Chennai: The Madras high court has restrained the authorities from transferring the government medical officers from their present posts in government colleges pursuant to a circular issued by the Director of Medical Education.
Justice V.Parthiban granted the interim injunction in respect of a batch of petitions from Dr. B. Saravanapriya and Dr. Nimmi Sivakumar, which sought to quash the circular, which directed the compulsory transfer of 860 medical officers in cadre of assistant professors/senior resident/junior resident/tutor under DME's control.
Senior counsel P.Wilson appearing for the petitioners submitted that the two petitioners were presently working as tutors in the department of forensic medicine in Government Medical College in Coimbatore.
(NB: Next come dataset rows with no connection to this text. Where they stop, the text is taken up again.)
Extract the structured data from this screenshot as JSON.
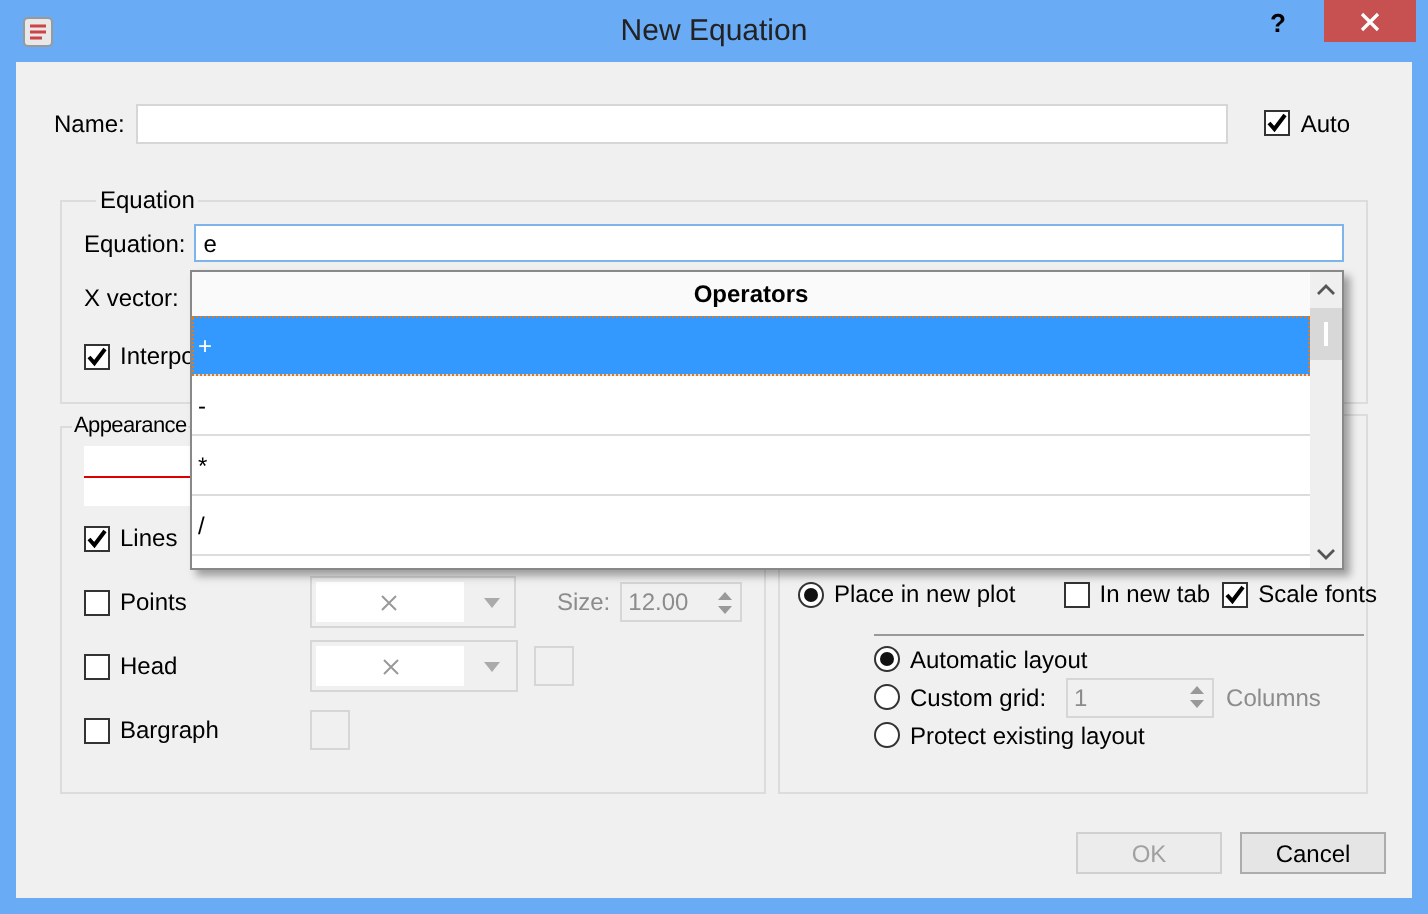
{
  "window": {
    "title": "New Equation",
    "help": "?"
  },
  "name": {
    "label": "Name:"
  },
  "auto": {
    "label": "Auto",
    "checked": true
  },
  "equation_group": {
    "title": "Equation",
    "equation_label": "Equation:",
    "equation_value": "e",
    "x_vector_label": "X vector:",
    "interpolate": {
      "label": "Interpo",
      "checked": true
    }
  },
  "operators_popup": {
    "header": "Operators",
    "items": [
      {
        "label": "+",
        "selected": true
      },
      {
        "label": "-",
        "selected": false
      },
      {
        "label": "*",
        "selected": false
      },
      {
        "label": "/",
        "selected": false
      }
    ]
  },
  "appearance": {
    "title": "Appearance",
    "options": [
      {
        "label": "Lines",
        "checked": true,
        "kind": "line"
      },
      {
        "label": "Points",
        "checked": false,
        "kind": "symbol",
        "size_label": "Size:",
        "size_value": "12.00"
      },
      {
        "label": "Head",
        "checked": false,
        "kind": "symbol_color"
      },
      {
        "label": "Bargraph",
        "checked": false,
        "kind": "color"
      }
    ]
  },
  "placement": {
    "new_plot": {
      "label": "Place in new plot",
      "selected": true
    },
    "new_tab": {
      "label": "In new tab",
      "checked": false
    },
    "scale_fonts": {
      "label": "Scale fonts",
      "checked": true
    },
    "layouts": [
      {
        "label": "Automatic layout",
        "selected": true,
        "kind": "plain"
      },
      {
        "label": "Custom grid:",
        "selected": false,
        "kind": "grid",
        "value": "1",
        "unit": "Columns"
      },
      {
        "label": "Protect existing layout",
        "selected": false,
        "kind": "plain"
      }
    ]
  },
  "buttons": [
    {
      "label": "OK",
      "disabled": true
    },
    {
      "label": "Cancel",
      "disabled": false
    }
  ]
}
Over the past several years various doctors serving as medical officers in the state have been appointed to the post of tutor/junior resident/senior resident/assistant professor under the control of the DME in various government medical colleges and hospitals across the state. The authorities did not fix cadre strength for each of these posts nor did they maintain post wise estimate of vacancies every year but only maintained a combined number of posts, he added.
Wilson said in February 2019, for the first time, by a GO, the government wanted to re-structure the Directorate by fixing the number of posts of professor, associate professor, tutor/junior resident/senior resident/assistant professor in various colleges. Accordingly, the government revised the number these posts. A total of 6886 permanent posts were therefore sanctioned under the DME. These posts were distributed to various government medical colleges. The government thereafter undertook a phased counseling process to transfer and promote the medical officers to these newly restructured posts. While so, the DME has issued the circular dated May24, 2019 whereby the DME has directed the compulsory transfer of 860 medical officers in the cadre of assistant professor/senior resident/junior resident. Tutor under its control. In the circular it was stated that the DME has identified medical officers working in 'excess of posts' sanctioned by the February 2019 G.O, he added. Wilson contended that even in the circular the reasons why the medical officers have been termed as 'in excess of posts' have not been mentioned.
When the petitioners undertook manual verification of the exercise done, they were shocked to find several illegalities. The entire exercise undertaken by the DME was arbitrary, whimsical, capricious and without any objective criteria and has resulted in hardship to the petitioners as well as serving doctors.
The DME has not even considered the plight of patient care. In case of Madurai medical college, which was a multi super specialty hospital with a reputed cardiology department, five out of nine cardiologists have been labeled as excess and directed compulsory transfer. This move would cripple the cardiology department. The compulsory transfer was virtually done as a punishment and cannot be imposed so indiscriminately, he added....